This is not the typical story we hear about women in Pakistan. This account comes from David Burton, International Communications Officer for FH, during a visit following the country’s worst floods in its history (floods began July 2010).
On the first day of a field visit, we approach our first destination – a compound which has seen thousands of people come to receive emergency supplies since September. Expecting to see a hygiene and sanitation training session, we are astonished to experience a standing ovation from a crowd of two to three hundred men, some holding placards with messages of thanks.
We’re embarrassed, but as we awkwardly wave people to sit down there’s a second explosion of high-pitched cheering from a class of children in a building to the side of the compound. We’re ushered to seats at the front of the crowd.
Though we appreciate the expression of thanks, it is not us who merit this welcome, but the development workers who have come with us to conduct the training. They have been working 12 or 14 hour days for months, traveling in cars and on motorbikes to very remote communities.
The most remarkable among them are the women – there are not many women on staff with our local partner, but a handful of female staff have been hired, mainly to serve as hygiene promoters to the women beneficiaries of the project.
The culture of Pakistan, particularly within the communities that we are serving in southern Punjab Province, is very traditional in many ways. The expectation for most women is that they will marry early, raise children and rarely leave the home. The idea of women speaking for themselves, and operating independently, is an extraordinary one.
The crowd in the compound, though excited, is not focused. Even as we sit down, some are starting to drift away. So we are astonished to see Saima*, one of the female workers, rise to her feet and address the crowd. Speaking strongly, she makes herself the focus of the crowd.

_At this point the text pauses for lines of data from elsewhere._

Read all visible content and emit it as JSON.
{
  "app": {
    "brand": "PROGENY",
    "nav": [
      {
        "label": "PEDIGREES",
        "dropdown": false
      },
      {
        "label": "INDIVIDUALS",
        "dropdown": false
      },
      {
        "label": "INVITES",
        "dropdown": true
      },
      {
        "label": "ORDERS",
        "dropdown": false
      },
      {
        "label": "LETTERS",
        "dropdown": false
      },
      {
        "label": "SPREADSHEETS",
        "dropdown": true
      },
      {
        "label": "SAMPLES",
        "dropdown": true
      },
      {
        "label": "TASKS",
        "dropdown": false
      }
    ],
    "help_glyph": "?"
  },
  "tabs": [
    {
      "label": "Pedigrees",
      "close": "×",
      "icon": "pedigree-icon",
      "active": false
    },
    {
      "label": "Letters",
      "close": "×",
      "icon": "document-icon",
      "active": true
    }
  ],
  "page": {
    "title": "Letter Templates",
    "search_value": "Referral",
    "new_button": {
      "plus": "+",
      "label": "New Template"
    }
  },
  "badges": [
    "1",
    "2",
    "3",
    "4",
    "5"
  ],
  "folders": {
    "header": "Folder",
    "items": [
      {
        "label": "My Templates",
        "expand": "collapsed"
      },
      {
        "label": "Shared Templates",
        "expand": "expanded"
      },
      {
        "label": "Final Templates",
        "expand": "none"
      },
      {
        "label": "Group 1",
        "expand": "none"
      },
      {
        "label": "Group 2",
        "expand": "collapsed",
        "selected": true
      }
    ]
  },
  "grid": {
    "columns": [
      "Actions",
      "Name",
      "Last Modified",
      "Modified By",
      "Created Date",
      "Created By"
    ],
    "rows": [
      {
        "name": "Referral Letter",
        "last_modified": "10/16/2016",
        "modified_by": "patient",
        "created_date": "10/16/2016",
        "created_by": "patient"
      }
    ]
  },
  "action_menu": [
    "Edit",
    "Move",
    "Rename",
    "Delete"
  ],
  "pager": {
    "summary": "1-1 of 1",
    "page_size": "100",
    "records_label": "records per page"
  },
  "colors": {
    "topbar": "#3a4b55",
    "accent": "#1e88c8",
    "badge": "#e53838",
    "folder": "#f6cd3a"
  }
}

This is not just audacious, it’s something which many of these men may never have seen before – a woman speaking with compassion, authority and confidence.
The drifters stop and sit back down. The training starts.
Saima would be first to admit that her confidence would not be possible without the strong and supportive men in her life. Growing up in a community in southern Punjab Province where women and girls were not allowed to leave the home or be educated, Saima’s father defied cultural norms and made sure that all five of his daughters received the same privileges as his two sons, including providing them with education. In response to family members and neighbors who challenged the freedom he provided his daughters, Saima recalled her father responding, “These are not my daughters, these are my sons!”
While studying at the university, Saima fell in love with a fellow student who had grown up in a rural village some 20 kilometers outside of the city where their university was located. While his family was very traditional, this man shared the same values of Saima’s father and encouraged Saima to study hard to achieve her dreams of a successful career and family life.
With the blessing of her father, they were married soon after graduating from college, and now are living with Saima’s husband’s family in the rural village. Before working as a hygiene promoter with FH’s local partner, Saima was a school teacher. Since the beginning of her marriage, her in-laws have questioned why Saima is working rather than focusing on family life and having children. In response to her in-laws’ challenges, Saima says, “I face them, and I don’t lose my courage. This is very difficult, and sometimes I feel discouraged, but my husband encourages me and tells me to keep strong.”
When Saima heard about the opportunity to work as a hygiene promoter among flood-affected families, she felt strongly that she needed to apply. Two days after her interview, she found out that she was hired for the job. She recalls her proud husband’s response when they received the news, “‘It is for your praying, for your courage, and for your patience,’ he told me.” Saima is thankful for her job and the opportunity to serve communities impacted by the floods. She is hopeful that this is only the beginning.
“I have some dreams for my future,” she says. “I want to live in the city, and my husband and I want to establish our own home…. That is why we are working hard together to achieve that future.”
It was certainly clear to me on that first day in the field when I saw Saima confidently speak in front of a crowd of enraptured men that she was no ordinary Pakistani woman. With the continued support of her husband, along with her determination and courage, I pray that Saima will continue to overcome obstacles and obtain that bright future that she is dreaming of.
* not her real name
Pakistan often is known for its pockets of religious extremism and oppression of women. By hiring a woman to teach the community about health and hygiene, FH and its partner organizations send a loud message about the value, dignity and equality of the female gender.
Gender-based injustice often becomes amplified after devastating disasters like the earthquake in Haiti, the brutality in Darfur or this flood in Pakistan. Wives might suddenly become widows with no means to earn a living, and girls and women without safe shelter become even more vulnerable to attack as they venture out to find water or food. FH takes a special focus on women and girls as those left most vulnerable following a disaster.